I never did manage to see Hutton and Compton again, not in what we all agree is real life. Of course, they both went on for a few years yet, still making their hundreds, whether in that real life or in that virtually real life of my own making – that which depended on the rolling of two small hexagonal bits of metal.
And suddenly, sixty years have gone by, at the batting of an eye, time that has spread like a stain. Of course, even in that match, Compton more than redeemed himself with a magnificent sixty-one in the second innings, and Hutton’s twenty-five was invaluable in building a score that the Australians just couldn’t overtake. And furthermore, after four drawn tests, England went on to win the final one at the Oval and thus regained the Ashes. Whoever would have predicted that on our gloomy day? So much for chance! So much for our gloomy day within the context of all those other more or less magnificent days. But that day was my only day and I lived it excruciatingly; all the others could just as easily have been a part of my Owzat!
I see us now as if it were yesterday. Haversacks, plastic macs, grease-proof packed lunches, hapless speculations, sinking steadily into glumness. And only I have the picture of that day, however imperfectly, imprinted in my mind. Michael is long gone; just a few short years after that day – chance, of course! – taking a corner a bit too fast near the Victoria Falls. Barney (Brian Bailey, really) also dead, not so very long ago. Of course, I had not thought of him, much less seen him in more than forty years.
For Hutton, Compton, Lindwall, Hassett, Laker, Evans and the rest, the brief poem is long over. They too have all departed for the far pavilions. Unbelievably, cricket itself has done much the same. And in its place an often graceless, often grotesque travesty. Impeccable, unimpeachable, even on that gloomiest of days, those giants we saw then have left behind them only vacant plots.
Years at KBGS e.g. 1958-1964 (optional) 1951-58
Current location (optional) Mid-Lancashire/ East Yorkshire

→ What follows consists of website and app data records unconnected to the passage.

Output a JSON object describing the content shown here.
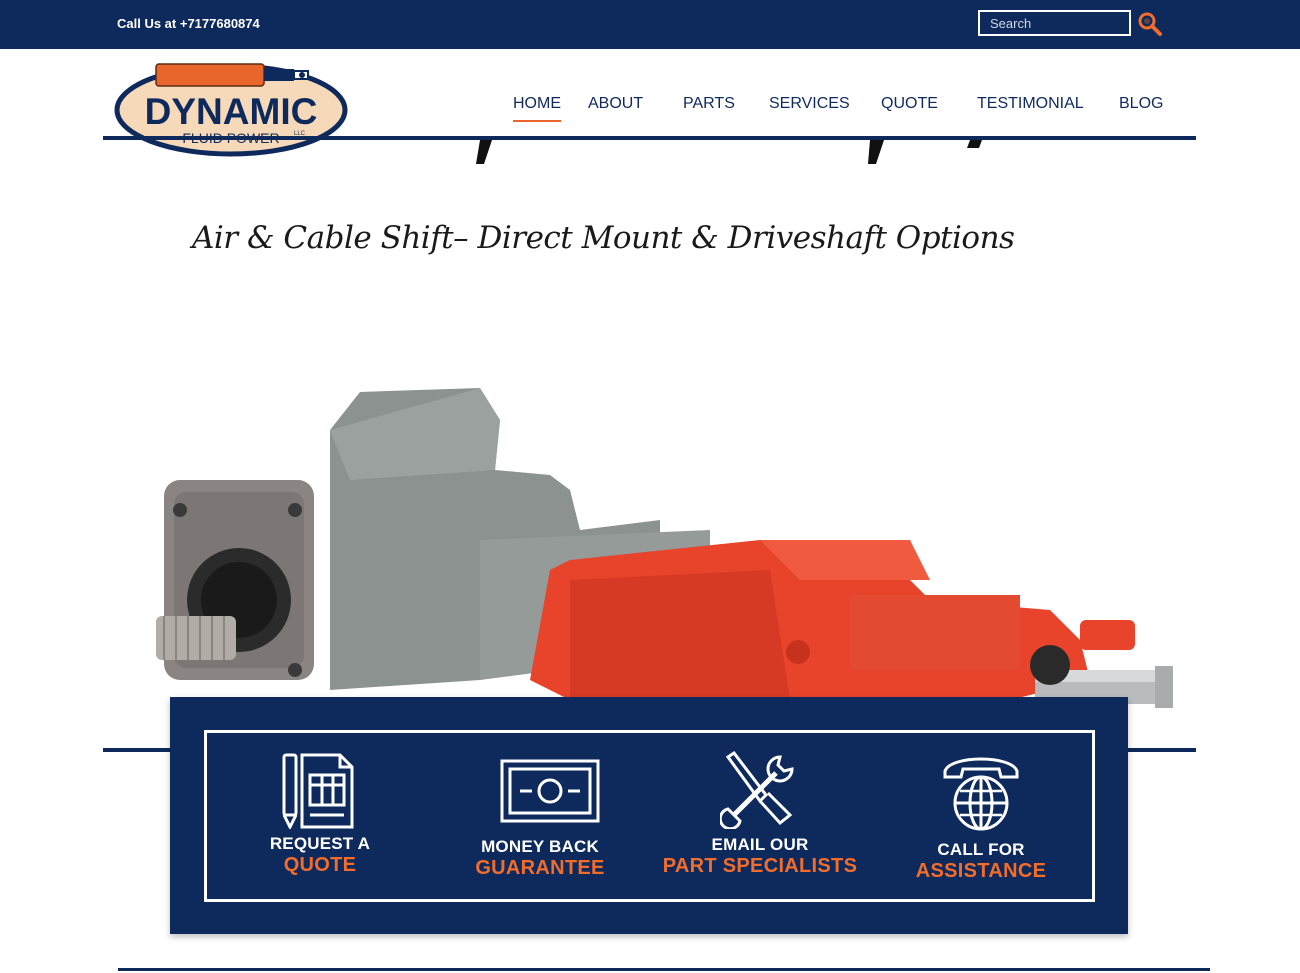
{
  "topbar": {
    "phone_text": "Call Us at +7177680874",
    "search_placeholder": "Search"
  },
  "logo": {
    "name": "DYNAMIC",
    "tagline": "FLUID POWER",
    "suffix": "LLC"
  },
  "nav": {
    "items": [
      {
        "label": "HOME",
        "active": true
      },
      {
        "label": "ABOUT",
        "active": false
      },
      {
        "label": "PARTS",
        "active": false
      },
      {
        "label": "SERVICES",
        "active": false
      },
      {
        "label": "QUOTE",
        "active": false
      },
      {
        "label": "TESTIMONIAL",
        "active": false
      },
      {
        "label": "BLOG",
        "active": false
      }
    ]
  },
  "hero": {
    "subtitle": "Air & Cable Shift– Direct Mount & Driveshaft Options"
  },
  "features": [
    {
      "line1": "REQUEST A",
      "line2": "QUOTE",
      "icon": "document-icon"
    },
    {
      "line1": "MONEY BACK",
      "line2": "GUARANTEE",
      "icon": "banknote-icon"
    },
    {
      "line1": "EMAIL OUR",
      "line2": "PART SPECIALISTS",
      "icon": "tools-icon"
    },
    {
      "line1": "CALL FOR",
      "line2": "ASSISTANCE",
      "icon": "phone-globe-icon"
    }
  ],
  "colors": {
    "navy": "#0e2a5c",
    "accent": "#f26d2c"
  }
}
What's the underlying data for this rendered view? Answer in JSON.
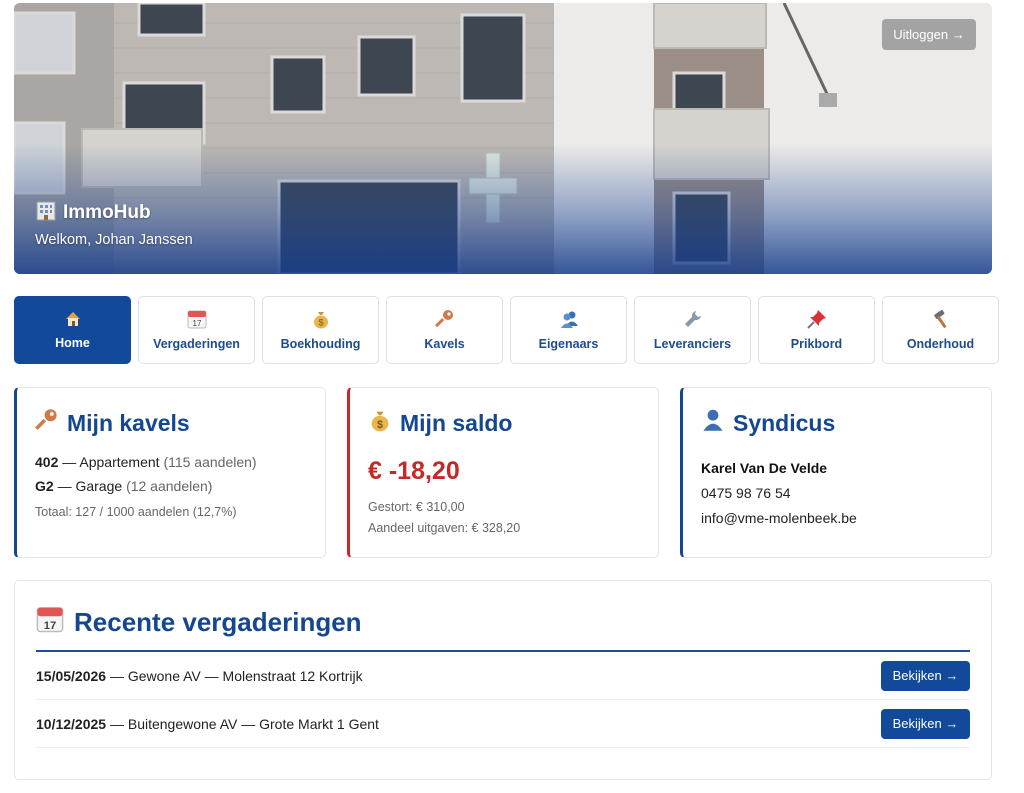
{
  "hero": {
    "brand": "ImmoHub",
    "welcome": "Welkom, Johan Janssen",
    "logout_label": "Uitloggen →"
  },
  "nav": {
    "items": [
      {
        "label": "Home",
        "icon": "house-icon",
        "active": true
      },
      {
        "label": "Vergaderingen",
        "icon": "calendar-icon",
        "active": false
      },
      {
        "label": "Boekhouding",
        "icon": "money-bag-icon",
        "active": false
      },
      {
        "label": "Kavels",
        "icon": "key-icon",
        "active": false
      },
      {
        "label": "Eigenaars",
        "icon": "people-icon",
        "active": false
      },
      {
        "label": "Leveranciers",
        "icon": "wrench-icon",
        "active": false
      },
      {
        "label": "Prikbord",
        "icon": "pushpin-icon",
        "active": false
      },
      {
        "label": "Onderhoud",
        "icon": "hammer-icon",
        "active": false
      }
    ]
  },
  "kavels": {
    "title": "Mijn kavels",
    "items": [
      {
        "id": "402",
        "type": "Appartement",
        "shares": "(115 aandelen)"
      },
      {
        "id": "G2",
        "type": "Garage",
        "shares": "(12 aandelen)"
      }
    ],
    "total": "Totaal: 127 / 1000 aandelen (12,7%)"
  },
  "saldo": {
    "title": "Mijn saldo",
    "amount": "€ -18,20",
    "deposited": "Gestort: € 310,00",
    "expenses": "Aandeel uitgaven: € 328,20"
  },
  "syndicus": {
    "title": "Syndicus",
    "name": "Karel Van De Velde",
    "phone": "0475 98 76 54",
    "email": "info@vme-molenbeek.be"
  },
  "meetings": {
    "title": "Recente vergaderingen",
    "rows": [
      {
        "date": "15/05/2026",
        "desc": "Gewone AV — Molenstraat 12 Kortrijk",
        "button": "Bekijken →"
      },
      {
        "date": "10/12/2025",
        "desc": "Buitengewone AV — Grote Markt 1 Gent",
        "button": "Bekijken →"
      }
    ]
  },
  "colors": {
    "primary": "#12499a",
    "negative": "#c62828"
  }
}
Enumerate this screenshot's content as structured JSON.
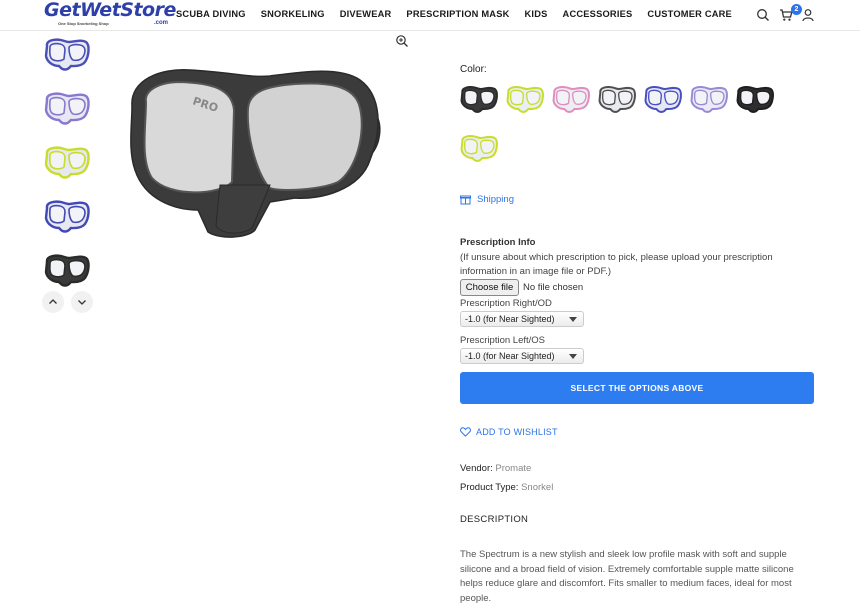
{
  "header": {
    "logo_text": "GetWetStore",
    "logo_tagline": "One Stop Snorkeling Shop",
    "logo_suffix": ".com",
    "nav": [
      "SCUBA DIVING",
      "SNORKELING",
      "DIVEWEAR",
      "PRESCRIPTION MASK",
      "KIDS",
      "ACCESSORIES",
      "CUSTOMER CARE"
    ],
    "cart_count": "2",
    "icons": [
      "search-icon",
      "cart-icon",
      "user-icon"
    ]
  },
  "gallery": {
    "thumbnails": [
      {
        "color": "#4a4fb8",
        "label": "purple"
      },
      {
        "color": "#8a78d0",
        "label": "lavender"
      },
      {
        "color": "#c9dc2a",
        "label": "yellow"
      },
      {
        "color": "#4248b4",
        "label": "blue"
      },
      {
        "color": "#2a2a2a",
        "label": "black"
      }
    ],
    "main_color": "#3a3a3a"
  },
  "product": {
    "color_label": "Color:",
    "swatches": [
      {
        "frame": "#2b2b2b",
        "skirt": "#3a3a3a"
      },
      {
        "frame": "#c8dc2e",
        "skirt": "#e8eef2"
      },
      {
        "frame": "#e08ec0",
        "skirt": "#eceef2"
      },
      {
        "frame": "#505050",
        "skirt": "#e8eaee"
      },
      {
        "frame": "#4a4fc0",
        "skirt": "#e6e8f4"
      },
      {
        "frame": "#9a8ad4",
        "skirt": "#eceaf6"
      },
      {
        "frame": "#1e1e1e",
        "skirt": "#2e2e2e"
      },
      {
        "frame": "#cbdd2a",
        "skirt": "#e9eef3"
      }
    ],
    "shipping_label": "Shipping",
    "prescription_title": "Prescription Info",
    "prescription_desc": "(If unsure about which prescription to pick, please upload your prescription information in an image file or PDF.)",
    "file_button": "Choose file",
    "file_status": "No file chosen",
    "right_label": "Prescription Right/OD",
    "right_value": "-1.0 (for Near Sighted)",
    "left_label": "Prescription Left/OS",
    "left_value": "-1.0 (for Near Sighted)",
    "cta_label": "SELECT THE OPTIONS ABOVE",
    "wishlist_label": "ADD TO WISHLIST",
    "vendor_label": "Vendor:",
    "vendor_value": "Promate",
    "type_label": "Product Type:",
    "type_value": "Snorkel",
    "description_title": "DESCRIPTION",
    "description": "The Spectrum is a new stylish and sleek low profile mask with soft and supple silicone and a broad field of vision. Extremely comfortable supple matte silicone helps reduce glare and discomfort. Fits smaller to medium faces, ideal for most people."
  },
  "colors": {
    "accent": "#2d7cf0",
    "brand": "#2d3fa8"
  }
}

Great story Doug; evocative even for a cricket-hater like me. Even I knew those names: Graveney, Edrich, Laker, Bailey and of course Compton and Hutton; though their faces were less well known to me than those of the Aussies of a much greater sport: Hoad, Rosewall, Emerson and Laver. I felt what you must of gone through on that gloomy day. Luckily I do not remember being disappointed by a similar outing around the same time when my dad took me to Huddersfield to see them play Blackpool and marvel at the magic feet and gliding, feinting beauty of Matthews on the wing. The outcome didn't matter. I don't even remember it.
Years at KBGS e.g. 1958-1964 (optional) 1954-59
Current location (optional) United Kingdom